Wellington is the ‘capitol’ of New Zealand and having that title in a legitimate sense determines a more circumspect synopsis. Wellington, like Canberra is an extremely poor location for a Capitol City. Auckland and Sydney in hindsight were perfectly logical choices but second rate considerations win the day, all in the name of compromise. Wellington is a cold windswept valley that if you took away the ‘house of parliament’ very few people would choose to live there.
The government drives the economy. Produces very little but burns money that on the rebound creates ‘wealth’??
Given these decisions of the past have been made Wellington, not unexpectedly is a well catered for city.

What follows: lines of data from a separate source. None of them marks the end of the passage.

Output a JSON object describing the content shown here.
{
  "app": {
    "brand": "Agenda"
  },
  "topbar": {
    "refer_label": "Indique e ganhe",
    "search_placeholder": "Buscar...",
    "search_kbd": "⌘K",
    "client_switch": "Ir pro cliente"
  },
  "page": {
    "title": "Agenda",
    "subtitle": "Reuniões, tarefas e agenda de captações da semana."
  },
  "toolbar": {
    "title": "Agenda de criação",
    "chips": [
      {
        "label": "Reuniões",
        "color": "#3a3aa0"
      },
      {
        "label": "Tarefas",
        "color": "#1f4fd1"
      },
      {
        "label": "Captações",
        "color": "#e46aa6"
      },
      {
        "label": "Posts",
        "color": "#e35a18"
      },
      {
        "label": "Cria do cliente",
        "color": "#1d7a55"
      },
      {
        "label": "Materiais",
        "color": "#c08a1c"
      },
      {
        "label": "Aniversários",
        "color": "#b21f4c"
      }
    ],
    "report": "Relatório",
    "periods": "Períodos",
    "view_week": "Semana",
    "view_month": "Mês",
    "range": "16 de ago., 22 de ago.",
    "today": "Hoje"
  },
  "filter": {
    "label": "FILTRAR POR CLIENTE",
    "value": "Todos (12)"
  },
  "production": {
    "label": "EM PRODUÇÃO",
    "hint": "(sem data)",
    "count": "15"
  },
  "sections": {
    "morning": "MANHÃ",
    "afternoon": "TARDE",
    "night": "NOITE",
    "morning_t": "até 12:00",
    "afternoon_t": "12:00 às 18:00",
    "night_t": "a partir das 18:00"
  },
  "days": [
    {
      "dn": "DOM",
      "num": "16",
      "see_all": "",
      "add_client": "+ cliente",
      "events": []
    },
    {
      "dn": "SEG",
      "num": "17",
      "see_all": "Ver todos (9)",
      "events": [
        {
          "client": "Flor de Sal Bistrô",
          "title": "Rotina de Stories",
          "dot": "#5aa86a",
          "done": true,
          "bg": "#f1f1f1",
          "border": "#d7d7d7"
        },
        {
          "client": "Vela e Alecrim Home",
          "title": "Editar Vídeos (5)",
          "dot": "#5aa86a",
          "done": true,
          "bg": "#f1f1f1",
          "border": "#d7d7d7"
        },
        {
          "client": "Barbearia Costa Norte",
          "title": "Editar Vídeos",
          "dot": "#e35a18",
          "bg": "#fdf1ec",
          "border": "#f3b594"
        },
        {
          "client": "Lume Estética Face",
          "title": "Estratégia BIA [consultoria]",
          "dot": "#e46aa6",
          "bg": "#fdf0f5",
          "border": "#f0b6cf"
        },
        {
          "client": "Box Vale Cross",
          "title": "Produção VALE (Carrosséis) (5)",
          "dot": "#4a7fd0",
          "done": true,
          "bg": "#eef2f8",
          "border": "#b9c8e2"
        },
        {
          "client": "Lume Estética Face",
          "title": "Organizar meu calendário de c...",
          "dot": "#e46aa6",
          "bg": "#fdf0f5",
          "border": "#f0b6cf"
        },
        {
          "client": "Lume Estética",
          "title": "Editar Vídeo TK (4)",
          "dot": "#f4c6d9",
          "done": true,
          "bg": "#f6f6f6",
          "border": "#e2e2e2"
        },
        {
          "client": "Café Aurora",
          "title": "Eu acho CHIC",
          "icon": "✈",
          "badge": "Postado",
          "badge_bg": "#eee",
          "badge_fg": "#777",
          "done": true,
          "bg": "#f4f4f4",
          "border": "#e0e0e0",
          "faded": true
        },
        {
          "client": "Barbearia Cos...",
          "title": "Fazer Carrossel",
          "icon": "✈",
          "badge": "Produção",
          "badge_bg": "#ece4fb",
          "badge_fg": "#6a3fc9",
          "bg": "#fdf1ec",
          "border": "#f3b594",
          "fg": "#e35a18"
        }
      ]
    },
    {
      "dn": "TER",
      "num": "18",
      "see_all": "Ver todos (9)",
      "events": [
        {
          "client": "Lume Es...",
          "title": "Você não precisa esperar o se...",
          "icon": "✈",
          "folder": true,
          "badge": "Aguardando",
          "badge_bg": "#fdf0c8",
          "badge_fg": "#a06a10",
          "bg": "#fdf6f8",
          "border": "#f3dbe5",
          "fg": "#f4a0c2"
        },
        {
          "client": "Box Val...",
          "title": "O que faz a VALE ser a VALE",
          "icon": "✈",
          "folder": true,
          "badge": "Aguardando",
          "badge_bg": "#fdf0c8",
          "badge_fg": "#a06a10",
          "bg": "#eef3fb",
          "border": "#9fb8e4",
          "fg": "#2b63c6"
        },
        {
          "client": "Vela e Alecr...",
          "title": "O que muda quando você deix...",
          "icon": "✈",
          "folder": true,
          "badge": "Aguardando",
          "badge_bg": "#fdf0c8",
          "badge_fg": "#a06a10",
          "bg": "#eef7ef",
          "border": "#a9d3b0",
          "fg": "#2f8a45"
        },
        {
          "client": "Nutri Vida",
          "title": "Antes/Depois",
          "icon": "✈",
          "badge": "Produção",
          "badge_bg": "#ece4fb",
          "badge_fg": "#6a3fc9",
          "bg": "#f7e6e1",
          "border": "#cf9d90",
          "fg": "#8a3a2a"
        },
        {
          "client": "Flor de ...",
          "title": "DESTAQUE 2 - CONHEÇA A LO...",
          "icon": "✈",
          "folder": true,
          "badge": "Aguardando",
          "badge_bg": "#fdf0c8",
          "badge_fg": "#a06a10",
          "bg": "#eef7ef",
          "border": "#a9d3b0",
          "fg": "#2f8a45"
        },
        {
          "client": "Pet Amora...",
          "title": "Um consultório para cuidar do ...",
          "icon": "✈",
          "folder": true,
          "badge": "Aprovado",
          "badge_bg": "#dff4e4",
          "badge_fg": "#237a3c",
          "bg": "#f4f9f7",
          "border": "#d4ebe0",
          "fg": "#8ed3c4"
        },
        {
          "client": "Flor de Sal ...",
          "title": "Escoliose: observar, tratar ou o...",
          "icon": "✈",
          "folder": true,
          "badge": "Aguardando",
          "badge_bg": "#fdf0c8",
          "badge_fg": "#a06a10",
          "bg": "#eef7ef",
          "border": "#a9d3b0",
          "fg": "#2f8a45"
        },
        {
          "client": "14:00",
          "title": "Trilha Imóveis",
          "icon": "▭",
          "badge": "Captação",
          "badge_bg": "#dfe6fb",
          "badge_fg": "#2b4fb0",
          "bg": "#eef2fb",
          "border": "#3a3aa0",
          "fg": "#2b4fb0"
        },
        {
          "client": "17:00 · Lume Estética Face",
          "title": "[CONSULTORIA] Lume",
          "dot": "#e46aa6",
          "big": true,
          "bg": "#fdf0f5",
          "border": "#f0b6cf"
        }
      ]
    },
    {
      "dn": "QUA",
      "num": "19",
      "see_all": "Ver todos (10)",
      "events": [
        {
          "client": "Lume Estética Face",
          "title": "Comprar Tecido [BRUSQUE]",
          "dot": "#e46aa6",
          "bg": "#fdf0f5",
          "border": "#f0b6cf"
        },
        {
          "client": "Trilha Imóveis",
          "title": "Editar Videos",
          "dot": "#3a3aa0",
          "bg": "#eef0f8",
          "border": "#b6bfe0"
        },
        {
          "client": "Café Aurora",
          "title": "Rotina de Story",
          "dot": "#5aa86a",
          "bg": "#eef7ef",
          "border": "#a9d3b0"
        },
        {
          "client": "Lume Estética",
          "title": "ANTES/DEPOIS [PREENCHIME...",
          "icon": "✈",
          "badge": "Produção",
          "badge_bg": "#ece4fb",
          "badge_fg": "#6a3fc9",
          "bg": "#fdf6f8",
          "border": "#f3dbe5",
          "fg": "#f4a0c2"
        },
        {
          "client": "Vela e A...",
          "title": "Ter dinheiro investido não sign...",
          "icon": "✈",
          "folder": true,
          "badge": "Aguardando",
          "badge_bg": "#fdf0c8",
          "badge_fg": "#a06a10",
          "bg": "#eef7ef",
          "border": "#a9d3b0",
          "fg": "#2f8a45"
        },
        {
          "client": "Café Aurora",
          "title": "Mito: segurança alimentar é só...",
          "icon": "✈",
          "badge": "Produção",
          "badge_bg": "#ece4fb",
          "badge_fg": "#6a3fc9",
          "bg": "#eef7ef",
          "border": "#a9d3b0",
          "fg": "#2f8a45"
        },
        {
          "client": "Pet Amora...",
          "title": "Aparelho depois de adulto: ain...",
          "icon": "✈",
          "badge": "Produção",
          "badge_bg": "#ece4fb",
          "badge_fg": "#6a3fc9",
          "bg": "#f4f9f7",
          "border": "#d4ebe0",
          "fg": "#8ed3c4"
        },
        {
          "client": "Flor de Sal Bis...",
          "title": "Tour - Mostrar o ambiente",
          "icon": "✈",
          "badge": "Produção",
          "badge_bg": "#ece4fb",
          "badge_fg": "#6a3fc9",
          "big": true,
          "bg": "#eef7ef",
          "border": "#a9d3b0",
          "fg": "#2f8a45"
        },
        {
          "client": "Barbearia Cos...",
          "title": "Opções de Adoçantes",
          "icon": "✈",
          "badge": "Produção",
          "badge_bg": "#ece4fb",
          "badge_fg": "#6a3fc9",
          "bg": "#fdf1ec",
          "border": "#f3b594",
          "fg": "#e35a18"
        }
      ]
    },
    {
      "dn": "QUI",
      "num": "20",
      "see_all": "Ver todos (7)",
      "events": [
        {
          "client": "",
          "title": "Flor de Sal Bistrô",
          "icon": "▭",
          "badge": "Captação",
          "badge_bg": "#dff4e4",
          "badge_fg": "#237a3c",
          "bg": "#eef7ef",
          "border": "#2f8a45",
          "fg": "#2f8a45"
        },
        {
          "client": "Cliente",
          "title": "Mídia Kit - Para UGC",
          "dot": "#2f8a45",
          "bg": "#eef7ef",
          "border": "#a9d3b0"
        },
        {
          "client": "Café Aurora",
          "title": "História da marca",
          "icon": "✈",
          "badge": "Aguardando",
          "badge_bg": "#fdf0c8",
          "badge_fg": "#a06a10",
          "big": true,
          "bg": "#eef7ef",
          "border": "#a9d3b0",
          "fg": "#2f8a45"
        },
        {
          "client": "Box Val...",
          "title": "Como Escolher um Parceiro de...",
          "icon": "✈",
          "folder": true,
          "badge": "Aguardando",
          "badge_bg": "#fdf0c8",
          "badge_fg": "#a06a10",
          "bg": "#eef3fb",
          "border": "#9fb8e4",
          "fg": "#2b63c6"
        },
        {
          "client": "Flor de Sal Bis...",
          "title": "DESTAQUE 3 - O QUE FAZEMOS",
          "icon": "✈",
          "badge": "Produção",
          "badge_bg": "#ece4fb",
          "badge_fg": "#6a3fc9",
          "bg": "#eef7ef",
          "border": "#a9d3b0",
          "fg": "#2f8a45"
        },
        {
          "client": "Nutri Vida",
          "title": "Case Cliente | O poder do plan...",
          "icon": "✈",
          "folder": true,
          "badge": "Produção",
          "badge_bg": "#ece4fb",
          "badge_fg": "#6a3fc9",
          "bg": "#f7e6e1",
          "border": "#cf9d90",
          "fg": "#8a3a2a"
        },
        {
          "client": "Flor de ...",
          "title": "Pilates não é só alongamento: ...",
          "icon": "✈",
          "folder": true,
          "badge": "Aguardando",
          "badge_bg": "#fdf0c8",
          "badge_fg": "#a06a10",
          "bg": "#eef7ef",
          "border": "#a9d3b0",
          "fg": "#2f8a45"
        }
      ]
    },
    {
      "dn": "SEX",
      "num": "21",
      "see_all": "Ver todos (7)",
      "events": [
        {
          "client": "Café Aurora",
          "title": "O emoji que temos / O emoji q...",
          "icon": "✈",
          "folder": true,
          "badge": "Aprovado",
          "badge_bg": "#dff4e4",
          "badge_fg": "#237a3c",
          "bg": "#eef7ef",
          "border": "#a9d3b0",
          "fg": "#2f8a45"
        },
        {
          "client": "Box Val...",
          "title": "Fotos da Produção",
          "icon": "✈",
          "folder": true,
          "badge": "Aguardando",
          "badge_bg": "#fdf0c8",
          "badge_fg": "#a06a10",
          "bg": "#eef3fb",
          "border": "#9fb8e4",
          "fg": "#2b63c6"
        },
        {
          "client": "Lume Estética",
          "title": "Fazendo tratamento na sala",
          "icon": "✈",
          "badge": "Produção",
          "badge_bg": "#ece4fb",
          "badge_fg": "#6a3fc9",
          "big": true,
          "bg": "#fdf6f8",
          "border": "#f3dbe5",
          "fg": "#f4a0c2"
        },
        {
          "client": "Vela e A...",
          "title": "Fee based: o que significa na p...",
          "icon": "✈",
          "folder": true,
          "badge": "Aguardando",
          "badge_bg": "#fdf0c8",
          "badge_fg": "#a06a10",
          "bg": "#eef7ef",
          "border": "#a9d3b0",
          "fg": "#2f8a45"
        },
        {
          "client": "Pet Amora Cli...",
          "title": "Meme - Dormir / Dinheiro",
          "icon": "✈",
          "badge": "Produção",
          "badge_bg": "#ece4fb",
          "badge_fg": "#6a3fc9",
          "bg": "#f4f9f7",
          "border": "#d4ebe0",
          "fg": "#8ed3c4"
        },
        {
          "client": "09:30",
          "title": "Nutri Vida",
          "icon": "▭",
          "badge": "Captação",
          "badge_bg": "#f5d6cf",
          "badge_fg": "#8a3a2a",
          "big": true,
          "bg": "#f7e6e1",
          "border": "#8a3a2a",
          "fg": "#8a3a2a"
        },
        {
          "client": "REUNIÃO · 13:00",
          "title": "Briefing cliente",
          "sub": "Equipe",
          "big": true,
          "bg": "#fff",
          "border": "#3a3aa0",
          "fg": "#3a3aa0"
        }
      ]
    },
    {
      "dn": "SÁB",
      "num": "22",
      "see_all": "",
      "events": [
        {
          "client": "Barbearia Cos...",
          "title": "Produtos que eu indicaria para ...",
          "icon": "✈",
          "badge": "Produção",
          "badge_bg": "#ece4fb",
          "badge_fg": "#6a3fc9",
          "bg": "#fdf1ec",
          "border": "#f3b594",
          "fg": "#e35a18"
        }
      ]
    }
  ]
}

Wellington was named after the first Duke of Wellington and victor of the Battle of Waterloo.
European settlement began with the arrival of an advance party of the New Zealand Company on the ship Tory, on 20 September 1839, followed by 150 settlers on the Aurora on 22 January 1840.
In 1865, Wellington became the capital of New Zealand, replacing Auckland, which William Hobson had established as the capital in 1841. The population of Wellington was then 4,900. Auckland at the time had exceeded 100,000.
Wellington is home to a number of museums including and among others Te Papa (the Museum of New Zealand), the Museum of Wellington City & Sea, the Katherine Mansfield Birthplace Museum, the New Zealand Cricket, and Old Saint Paul's.
Allow a week to absorb and enjoy the capitol of New Zealand